England beat Switzerland but show the shortcomings of international friendlies
By Joe Harker
The opening stages of England's friendly against Switzerland would have had detractors of playing out from the back rubbing their hands with glee. Both teams made mistakes that could have lead to goals by passing out lazily, leading to an open and exciting game where the teams pressed each other and tried to force mistakes.
Unfortunately for everyone besides the goalkeepers, the match soon settled down into a more sedate pace typical of international friendlies. If the introduction of the Nations League was supposed to give formerly meaningless games purpose then this was one of those meaningless games where neither side is really up for it.
England manager Gareth Southgate took the opportunity to rest key players such as Harry Kane, making nine changes in total as only Marcus Rashford and Harry Maguire kept their starting spots from the Nations League defeat to Spain.
On the subject of the Nations League, England's group members Spain and Croatia faced each other in a 6-0 victory for the Spanish.

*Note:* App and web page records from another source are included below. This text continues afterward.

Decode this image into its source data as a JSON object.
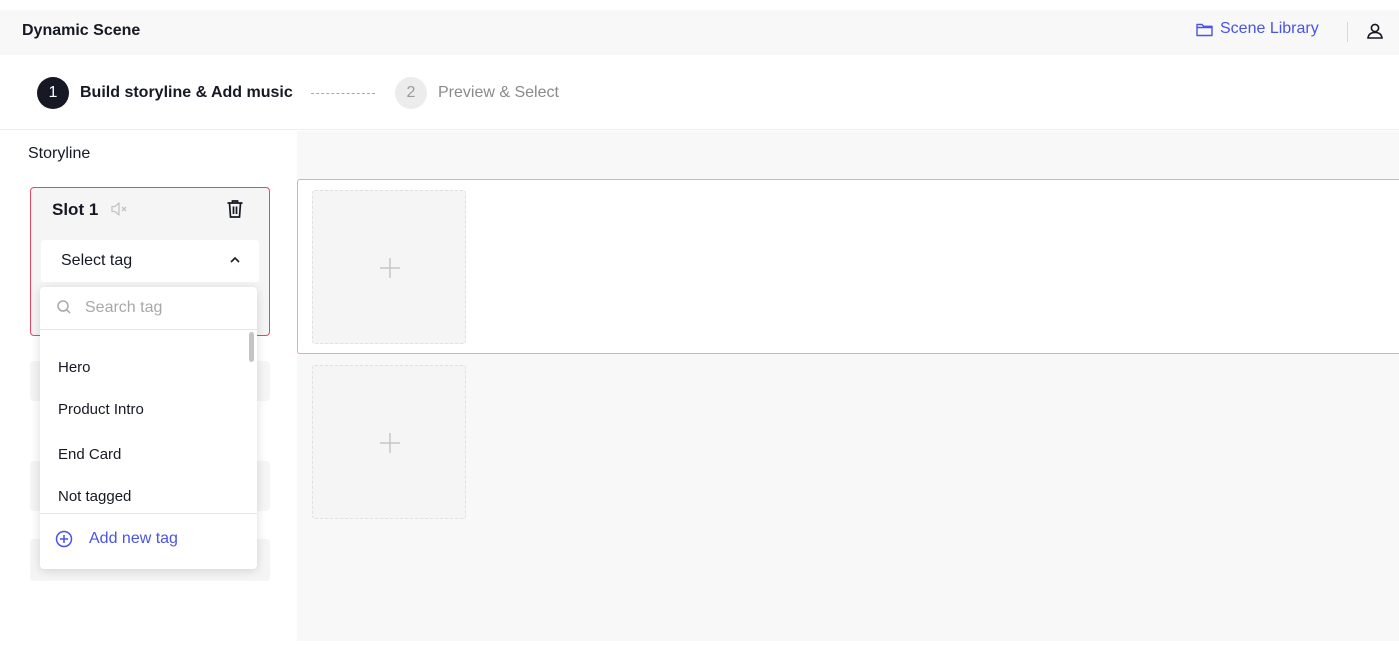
{
  "header": {
    "title": "Dynamic Scene",
    "scene_library_label": "Scene Library"
  },
  "steps": [
    {
      "number": "1",
      "label": "Build storyline & Add music",
      "active": true
    },
    {
      "number": "2",
      "label": "Preview & Select",
      "active": false
    }
  ],
  "storyline": {
    "heading": "Storyline",
    "slot": {
      "title": "Slot 1",
      "select_label": "Select tag"
    }
  },
  "dropdown": {
    "search_placeholder": "Search tag",
    "options": [
      "Hero",
      "Product Intro",
      "End Card",
      "Not tagged"
    ],
    "add_new_label": "Add new tag"
  },
  "colors": {
    "accent": "#4a53e6",
    "active_border": "#e8475e",
    "text": "#161823"
  },
  "icons": {
    "scene_library": "folder-icon",
    "account": "person-icon",
    "mute": "speaker-muted-icon",
    "delete": "trash-icon",
    "select": "chevron-up-icon",
    "search": "search-icon",
    "add_new": "plus-circle-icon",
    "add_clip": "plus-icon"
  }
}
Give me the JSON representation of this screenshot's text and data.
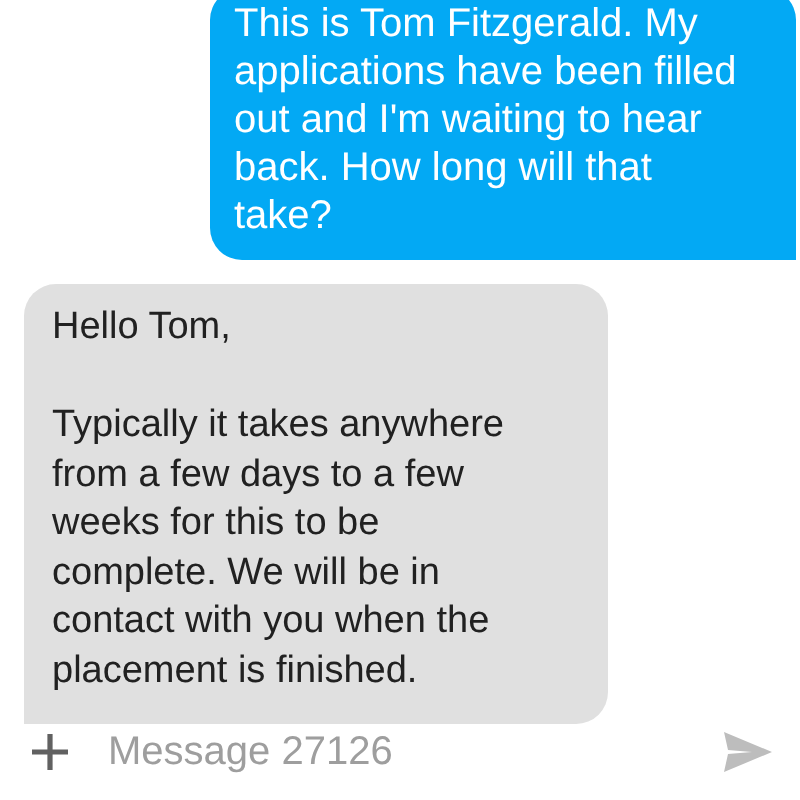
{
  "messages": [
    {
      "kind": "sent",
      "text": "This is Tom Fitzgerald. My applications have been filled out and I'm waiting to hear back. How long will that take?"
    },
    {
      "kind": "received",
      "text": "Hello Tom,\n\nTypically it takes anywhere from a few days to a few weeks for this to be complete. We will be in contact with you when the placement is finished."
    }
  ],
  "composer": {
    "placeholder": "Message 27126"
  }
}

Fun fact: Had Spain won their World Cup penalty shoot out against Russia they would have faced Croatia and then England on the way to the final.
The brightest spark for England was wing back Danny Rose, who had a point to prove for club and country. As has become common from Southgate's England side, wing backs provided much of the creativity and Rose impressed throughout the game. The Spurs defender was taken off near the end of the match to give Ben Chilwell of Leicester City his senior debut in front of a familiar crowd.
The only goal of the game came from a set piece as has become customary from England under Southgate. Rose's initial delivery from the corner was overhit but picked up by Kyle Walker, who put the ball back into the box and onto the waiting foot of Rashford, volleying home to put the Three Lions in the lead and restore some noise to the King Power Stadium.
Some of England's issues from the World Cup continued as the Three Lions struggled to create clear chances from open play. As the game settled down after the frenetic early stages there were occasions where an impatient crowd exhorted England players to stop working the ball around and shoot.
Although not the most scintillating of games, England's win against Switzerland was a good chance for Southgate to play his second string and see how they coped with his system. It was also an opportunity to see the Three Lions play outside Wembley, with the crowd inside the King Power Stadium providing an excellent atmosphere and cheering on Leicester regulars Chilwell and Harry Maguire. It will be a concern for the manager that Switzerland was the better side for much of the game.
The most popular chant of the night was "Southgate You're The One" and the popular manager continues to have the backing of the fans. Even if he has lost the iconic waistcoat this continues to be an England team that has won over hearts and minds.
More importantly, the game was a chance to mark 25 years of stellar work by Kick It Out. The first 25 seconds of the TV broadcast were shown in black and white to remind viewers how far football has come.